Exercise prompt:
Search the listing below for the word "latest", and copy every line in which it turns up.

Task input:
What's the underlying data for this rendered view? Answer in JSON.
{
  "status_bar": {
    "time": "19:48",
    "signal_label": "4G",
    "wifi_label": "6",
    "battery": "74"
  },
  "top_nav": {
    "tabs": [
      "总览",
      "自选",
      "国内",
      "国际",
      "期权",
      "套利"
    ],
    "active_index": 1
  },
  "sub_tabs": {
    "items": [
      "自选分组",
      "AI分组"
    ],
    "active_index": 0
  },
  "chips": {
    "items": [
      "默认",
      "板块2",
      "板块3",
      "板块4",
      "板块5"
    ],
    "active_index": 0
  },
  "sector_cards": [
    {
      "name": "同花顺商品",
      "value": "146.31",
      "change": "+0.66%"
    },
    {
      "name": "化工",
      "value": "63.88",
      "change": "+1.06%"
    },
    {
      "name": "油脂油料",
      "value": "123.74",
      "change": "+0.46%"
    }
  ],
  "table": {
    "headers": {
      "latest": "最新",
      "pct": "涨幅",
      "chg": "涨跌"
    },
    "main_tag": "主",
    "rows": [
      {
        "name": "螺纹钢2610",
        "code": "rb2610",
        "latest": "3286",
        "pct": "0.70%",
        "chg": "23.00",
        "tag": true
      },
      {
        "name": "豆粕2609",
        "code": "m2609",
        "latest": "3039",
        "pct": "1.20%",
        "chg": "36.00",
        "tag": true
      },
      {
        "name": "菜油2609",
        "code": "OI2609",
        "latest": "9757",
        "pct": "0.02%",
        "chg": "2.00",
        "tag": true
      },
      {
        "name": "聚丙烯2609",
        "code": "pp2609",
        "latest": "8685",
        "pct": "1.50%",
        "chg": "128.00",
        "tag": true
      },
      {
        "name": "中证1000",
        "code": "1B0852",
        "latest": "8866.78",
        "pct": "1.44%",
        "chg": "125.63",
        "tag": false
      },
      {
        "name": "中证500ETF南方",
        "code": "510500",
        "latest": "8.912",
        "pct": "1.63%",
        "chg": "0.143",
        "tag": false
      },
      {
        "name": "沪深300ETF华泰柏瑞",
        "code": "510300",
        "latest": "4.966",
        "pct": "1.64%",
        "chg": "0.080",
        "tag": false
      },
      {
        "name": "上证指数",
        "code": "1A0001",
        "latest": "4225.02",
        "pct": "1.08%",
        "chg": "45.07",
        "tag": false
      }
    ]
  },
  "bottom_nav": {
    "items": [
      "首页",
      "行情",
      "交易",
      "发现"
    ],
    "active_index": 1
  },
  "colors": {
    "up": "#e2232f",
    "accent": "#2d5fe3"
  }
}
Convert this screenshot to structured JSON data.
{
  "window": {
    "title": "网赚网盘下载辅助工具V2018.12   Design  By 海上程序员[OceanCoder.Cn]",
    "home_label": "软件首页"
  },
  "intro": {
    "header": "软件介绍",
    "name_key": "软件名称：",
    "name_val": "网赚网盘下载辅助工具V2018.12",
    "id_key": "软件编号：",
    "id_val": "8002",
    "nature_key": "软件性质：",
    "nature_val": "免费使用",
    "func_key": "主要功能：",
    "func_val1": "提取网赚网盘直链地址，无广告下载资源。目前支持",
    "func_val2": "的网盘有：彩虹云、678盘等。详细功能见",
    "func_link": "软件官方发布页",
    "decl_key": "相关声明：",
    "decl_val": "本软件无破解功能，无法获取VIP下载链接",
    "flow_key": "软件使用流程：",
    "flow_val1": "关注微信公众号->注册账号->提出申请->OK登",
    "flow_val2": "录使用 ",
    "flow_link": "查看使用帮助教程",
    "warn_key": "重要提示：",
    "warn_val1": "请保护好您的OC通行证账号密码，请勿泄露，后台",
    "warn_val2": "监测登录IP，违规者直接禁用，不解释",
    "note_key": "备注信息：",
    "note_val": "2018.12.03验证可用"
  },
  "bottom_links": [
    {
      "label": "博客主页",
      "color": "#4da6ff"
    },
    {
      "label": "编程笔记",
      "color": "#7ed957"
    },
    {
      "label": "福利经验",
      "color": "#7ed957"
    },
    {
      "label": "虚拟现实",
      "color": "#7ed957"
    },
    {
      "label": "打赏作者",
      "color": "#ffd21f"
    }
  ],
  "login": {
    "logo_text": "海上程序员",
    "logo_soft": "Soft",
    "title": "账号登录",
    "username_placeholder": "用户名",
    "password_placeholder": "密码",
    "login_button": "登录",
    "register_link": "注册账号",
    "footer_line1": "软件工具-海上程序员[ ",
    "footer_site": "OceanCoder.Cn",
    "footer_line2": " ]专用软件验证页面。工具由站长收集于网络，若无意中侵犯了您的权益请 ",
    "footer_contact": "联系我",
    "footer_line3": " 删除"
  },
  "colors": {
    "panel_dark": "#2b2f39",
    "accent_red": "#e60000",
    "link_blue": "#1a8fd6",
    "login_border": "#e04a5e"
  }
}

Answer area:
      "latest": "最新",
        "latest": "3286",
        "latest": "3039",
        "latest": "9757",
        "latest": "8685",
        "latest": "8866.78",
        "latest": "8.912",
        "latest": "4.966",
        "latest": "4225.02",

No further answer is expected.